_What the exercise asks_: Lines of the data that contain the word "DataBaseImport" are the ones to copy.

====== Data section

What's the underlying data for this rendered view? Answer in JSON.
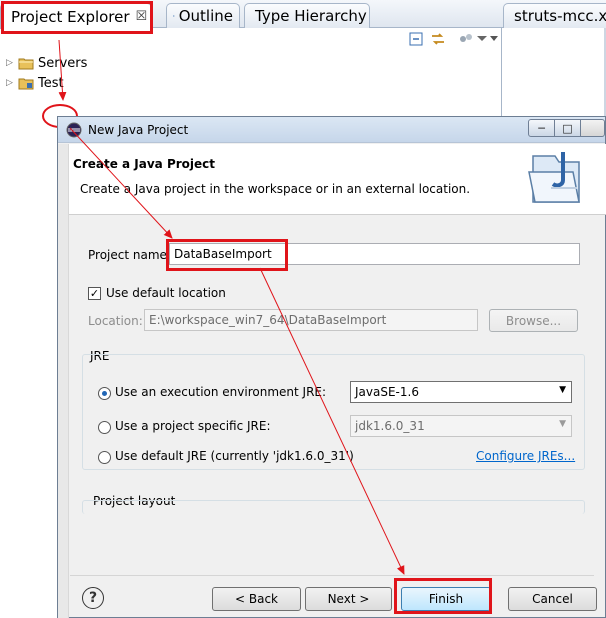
{
  "tabs": [
    {
      "label": "Project Explorer",
      "close": "☒"
    },
    {
      "label": "Outline"
    },
    {
      "label": "Type Hierarchy"
    },
    {
      "label": "struts-mcc.x"
    }
  ],
  "tree": [
    {
      "label": "Servers"
    },
    {
      "label": "Test"
    }
  ],
  "dialog": {
    "title": "New Java Project",
    "banner_title": "Create a Java Project",
    "banner_desc": "Create a Java project in the workspace or in an external location.",
    "project_name_label": "Project name:",
    "project_name_value": "DataBaseImport",
    "use_default_location": "Use default location",
    "location_label": "Location:",
    "location_value": "E:\\workspace_win7_64\\DataBaseImport",
    "browse": "Browse...",
    "jre_group": "JRE",
    "jre_options": [
      "Use an execution environment JRE:",
      "Use a project specific JRE:",
      "Use default JRE (currently 'jdk1.6.0_31')"
    ],
    "exec_env_value": "JavaSE-1.6",
    "specific_jre_value": "jdk1.6.0_31",
    "configure_jres": "Configure JREs...",
    "project_layout_group": "Project layout",
    "help": "?",
    "back": "< Back",
    "next": "Next >",
    "finish": "Finish",
    "cancel": "Cancel"
  },
  "colors": {
    "annotation_red": "#e0141a",
    "link_blue": "#0066cc",
    "radio_blue": "#2166b5"
  }
}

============

_Worked solution_:
    "project_name_value": "DataBaseImport",
    "location_value": "E:\\workspace_win7_64\\DataBaseImport",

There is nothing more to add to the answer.